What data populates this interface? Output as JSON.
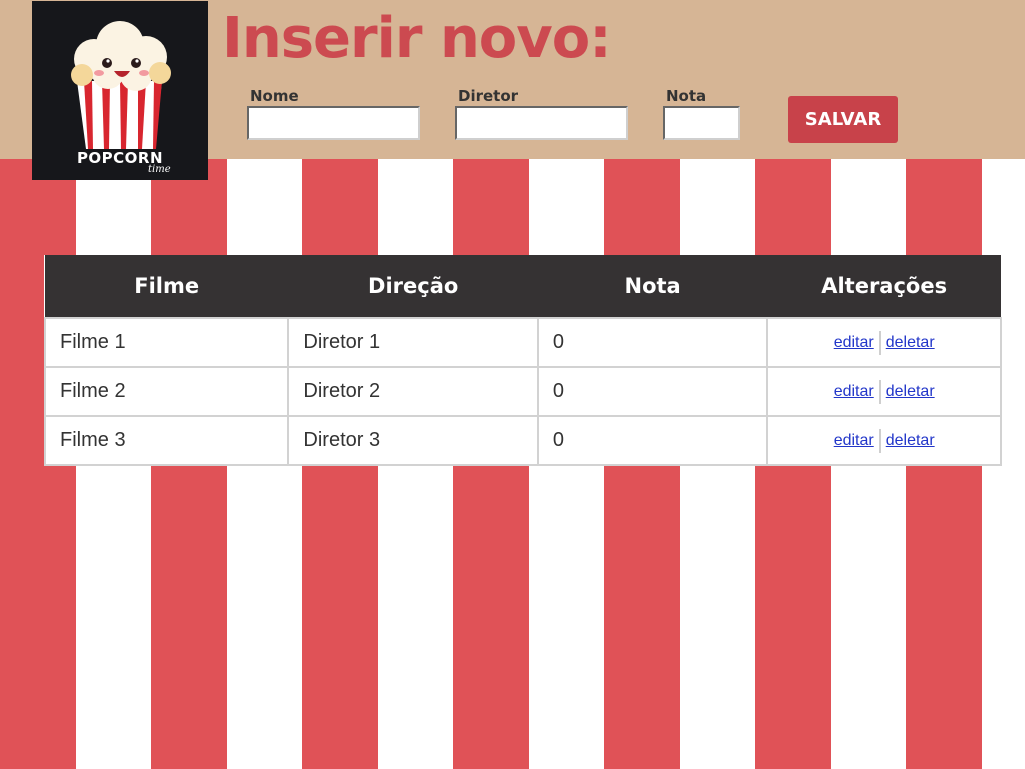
{
  "logo": {
    "word": "POPCORN",
    "sub": "time"
  },
  "form": {
    "title": "Inserir novo:",
    "fields": {
      "nome": {
        "label": "Nome",
        "value": ""
      },
      "diretor": {
        "label": "Diretor",
        "value": ""
      },
      "nota": {
        "label": "Nota",
        "value": ""
      }
    },
    "save_label": "SALVAR"
  },
  "table": {
    "headers": [
      "Filme",
      "Direção",
      "Nota",
      "Alterações"
    ],
    "rows": [
      {
        "filme": "Filme 1",
        "diretor": "Diretor 1",
        "nota": "0"
      },
      {
        "filme": "Filme 2",
        "diretor": "Diretor 2",
        "nota": "0"
      },
      {
        "filme": "Filme 3",
        "diretor": "Diretor 3",
        "nota": "0"
      }
    ],
    "edit_label": "editar",
    "delete_label": "deletar"
  },
  "colors": {
    "stripe_red": "#e05257",
    "header_bg": "#d6b595",
    "accent": "#cc4a50",
    "table_header": "#353233",
    "link": "#2236c9"
  }
}
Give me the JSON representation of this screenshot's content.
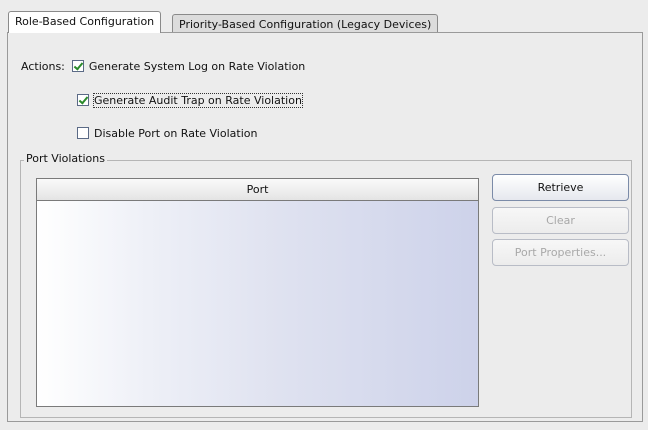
{
  "tabs": [
    {
      "label": "Role-Based Configuration",
      "active": true
    },
    {
      "label": "Priority-Based Configuration (Legacy Devices)",
      "active": false
    }
  ],
  "actions": {
    "label": "Actions:",
    "options": [
      {
        "label": "Generate System Log on Rate Violation",
        "checked": true
      },
      {
        "label": "Generate Audit Trap on Rate Violation",
        "checked": true,
        "focused": true
      },
      {
        "label": "Disable Port on Rate Violation",
        "checked": false
      }
    ]
  },
  "port_violations": {
    "title": "Port Violations",
    "table": {
      "columns": [
        "Port"
      ],
      "rows": []
    },
    "buttons": [
      {
        "label": "Retrieve",
        "enabled": true
      },
      {
        "label": "Clear",
        "enabled": false
      },
      {
        "label": "Port Properties...",
        "enabled": false
      }
    ]
  }
}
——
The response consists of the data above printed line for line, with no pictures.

What data populates this interface? Output as JSON.
{
  "logo": {
    "word": "POPCORN",
    "sub": "time"
  },
  "form": {
    "title": "Inserir novo:",
    "fields": {
      "nome": {
        "label": "Nome",
        "value": ""
      },
      "diretor": {
        "label": "Diretor",
        "value": ""
      },
      "nota": {
        "label": "Nota",
        "value": ""
      }
    },
    "save_label": "SALVAR"
  },
  "table": {
    "headers": [
      "Filme",
      "Direção",
      "Nota",
      "Alterações"
    ],
    "rows": [
      {
        "filme": "Filme 1",
        "diretor": "Diretor 1",
        "nota": "0"
      },
      {
        "filme": "Filme 2",
        "diretor": "Diretor 2",
        "nota": "0"
      },
      {
        "filme": "Filme 3",
        "diretor": "Diretor 3",
        "nota": "0"
      }
    ],
    "edit_label": "editar",
    "delete_label": "deletar"
  },
  "colors": {
    "stripe_red": "#e05257",
    "header_bg": "#d6b595",
    "accent": "#cc4a50",
    "table_header": "#353233",
    "link": "#2236c9"
  }
}
Give me the JSON representation of this screenshot's content.
{
  "tabs": [
    {
      "label": "Role-Based Configuration",
      "active": true
    },
    {
      "label": "Priority-Based Configuration (Legacy Devices)",
      "active": false
    }
  ],
  "actions": {
    "label": "Actions:",
    "options": [
      {
        "label": "Generate System Log on Rate Violation",
        "checked": true
      },
      {
        "label": "Generate Audit Trap on Rate Violation",
        "checked": true,
        "focused": true
      },
      {
        "label": "Disable Port on Rate Violation",
        "checked": false
      }
    ]
  },
  "port_violations": {
    "title": "Port Violations",
    "table": {
      "columns": [
        "Port"
      ],
      "rows": []
    },
    "buttons": [
      {
        "label": "Retrieve",
        "enabled": true
      },
      {
        "label": "Clear",
        "enabled": false
      },
      {
        "label": "Port Properties...",
        "enabled": false
      }
    ]
  }
}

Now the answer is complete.